Quantcast

DNAinfo has closed.
Click here to read a message from our Founder and CEO

Biggie Mural About to Be Destroyed, Bed-Stuy Building Owner Says

 Artists Scott
Artists Scott "Zimer" Zimmerman (left) and Naoufal "Rocko" Alaoui created a mural on a building at Bedford Avenue and Quincy Street dedicated to rapper Biggie Smalls.
View Full Caption
DNAinfo/Camille Bautista

BEDFORD-STUYVESANT — A two-story mural of Bed-Stuy’s hometown hero Notorious B.I.G. is slated to be destroyed after the owner of the building on which it’s painted prepares to renovate, according to the landlord and and the mural’s artists.

The mural, located on a building at Bedford Avenue and Quincy Street, has drawn tourists and hip-hop heads since it was painted in 2015, but now the landlord, Solomon Berkowitz, said he needs to remove it in order to add new windows.

In a telephone interview Thursday, Berkowitz said he saw no reason to keep the mural.

“Let me rephrase the question: Why should I keep it?” he said. “I don’t even see the point of the discussion. I could demolish the building if I wanted to, I don’t need no permission from anyone except the DOB.”

Berkowitz declined to discuss the matter further, and it was not immediately clear when the mural would be removed. He secured permits in March for the work, which includes a gut renovation of the second floor and the addition of two windows to the wall with the mural, Department of Buildings records show.

In an Instagram post by Spread Art NYC, a collective affiliated with the mural’s artists Naoufal “Rocko” Alaoui and Scott "Zimer" Zimmerman, the group said Berkowitz had offered to keep the mural up in exchange for $1,200 a month, but said the collective would be unable to sustain the cost.

 

A few updates on "king Of NY" Mural: we just want everyone to know that Spread Art NYC, your humble community Art organization has been working real hard to keep this mural up for the past year! Landlord always calls us and Claims that the neighbors are complaining about the mural and the crowds it attracts. About 4 months ago, he told us about the construction he will be doing which will damage the mural in the process. He will be opening Windows on the wall to increase rent profit by $500 according to them. Today Spread Art NYC offered $5000 (which we planned to gather from the community and the fans) not to open the windows. Unfortunately, that offer was declined and it was answered by a counteroffer of $1250 a month. At this point, there is nothing Spread Art NYC can do to save this mural. We will continue to serve our neighborhoods regardless!! Community is our goal, we like to give back and we thought A biggie mural at the corner of #bedfordandquincy was needed to keep the culture alive, to keep Brooklyn Alive. We always say, Brooklyn is Biggie and Biggie is Brooklyn. A landlord can NEVER change that! We want to thank everyone for the love! We promise, we GOT YOU!!!💪💯#spreadartnyc #20bigyears #bedstuy #bedfordstuyvesant #biggie #kingofny #livefrombedfordstuyvesant #spreadloveitsthebrooklynway
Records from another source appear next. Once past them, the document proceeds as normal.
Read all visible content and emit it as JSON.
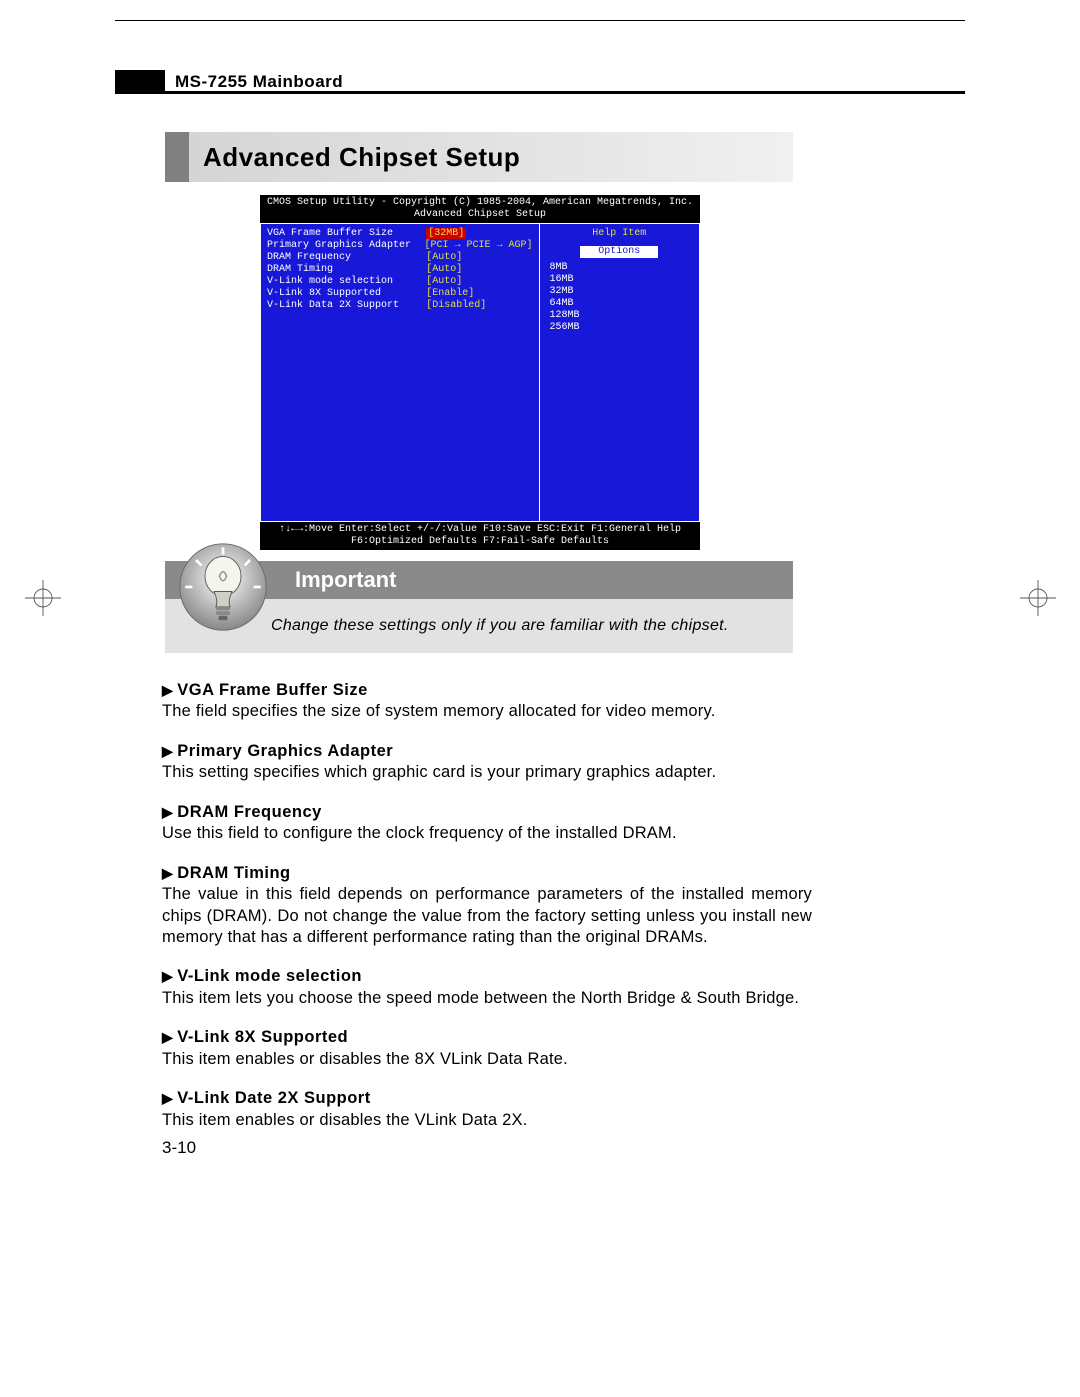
{
  "header": {
    "title": "MS-7255 Mainboard"
  },
  "section": {
    "title": "Advanced Chipset Setup"
  },
  "bios": {
    "top_line1": "CMOS Setup Utility - Copyright (C) 1985-2004, American Megatrends, Inc.",
    "top_line2": "Advanced Chipset Setup",
    "settings": [
      {
        "label": "VGA Frame Buffer Size",
        "value": "[32MB]",
        "selected": true
      },
      {
        "label": "Primary Graphics Adapter",
        "value": "[PCI → PCIE → AGP]"
      },
      {
        "label": "DRAM Frequency",
        "value": "[Auto]"
      },
      {
        "label": "DRAM Timing",
        "value": "[Auto]"
      },
      {
        "label": "V-Link mode selection",
        "value": "[Auto]"
      },
      {
        "label": "V-Link 8X Supported",
        "value": "[Enable]"
      },
      {
        "label": "V-Link Data 2X Support",
        "value": "[Disabled]"
      }
    ],
    "help_title": "Help Item",
    "options_label": "Options",
    "options": [
      "8MB",
      "16MB",
      "32MB",
      "64MB",
      "128MB",
      "256MB"
    ],
    "footer1": "↑↓←→:Move  Enter:Select  +/-/:Value  F10:Save  ESC:Exit  F1:General Help",
    "footer2": "F6:Optimized Defaults    F7:Fail-Safe Defaults"
  },
  "important": {
    "title": "Important",
    "text": "Change these settings only if you are familiar with the chipset."
  },
  "fields": [
    {
      "title": "VGA Frame Buffer Size",
      "desc": "The field specifies the size of system memory allocated for video memory."
    },
    {
      "title": "Primary Graphics Adapter",
      "desc": "This setting specifies which graphic card is your primary graphics adapter."
    },
    {
      "title": "DRAM Frequency",
      "desc": "Use this field to configure the clock frequency of the installed DRAM."
    },
    {
      "title": "DRAM Timing",
      "desc": "The value in this field depends on performance parameters of the installed memory chips (DRAM). Do not change the value from the factory setting unless you install new memory that has a different performance rating than the original DRAMs."
    },
    {
      "title": "V-Link mode selection",
      "desc": "This item lets you choose the speed mode between the North Bridge & South Bridge."
    },
    {
      "title": "V-Link 8X Supported",
      "desc": "This item enables or disables the 8X VLink Data Rate."
    },
    {
      "title": "V-Link Date 2X Support",
      "desc": "This item enables or disables the VLink Data 2X."
    }
  ],
  "page_number": "3-10"
}
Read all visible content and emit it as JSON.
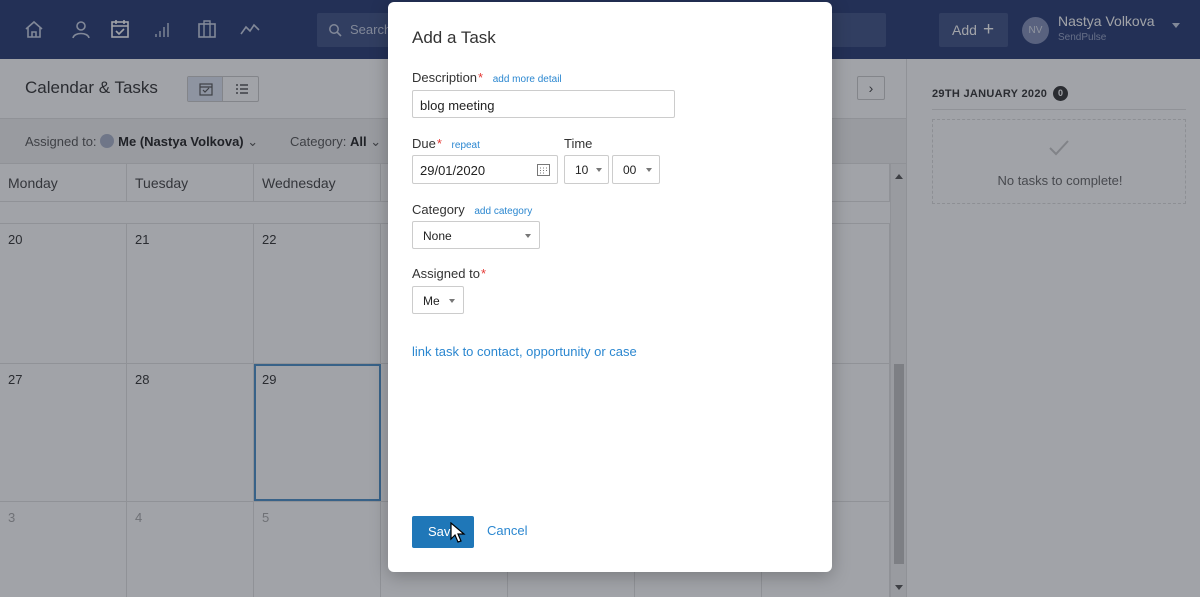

A post shared by Spread Art NYC (@spreadartnyc) on

The group bemoaned the mural’s imminent demise, but hoped to keep the spirit of the painting alive.

“We always say, Brooklyn is Biggie and Biggie is Brooklyn,” read the caption. “A landlord can NEVER change that!”

As news of the mural’s planned takedown spread, fans of the work took to social media to decry what some described as the march of gentrification.

“Do not allow them to continue to destroy Brooklyn as we know it,” wrote one Instagram user. “What Brooklyn was once known for is quickly fading away.”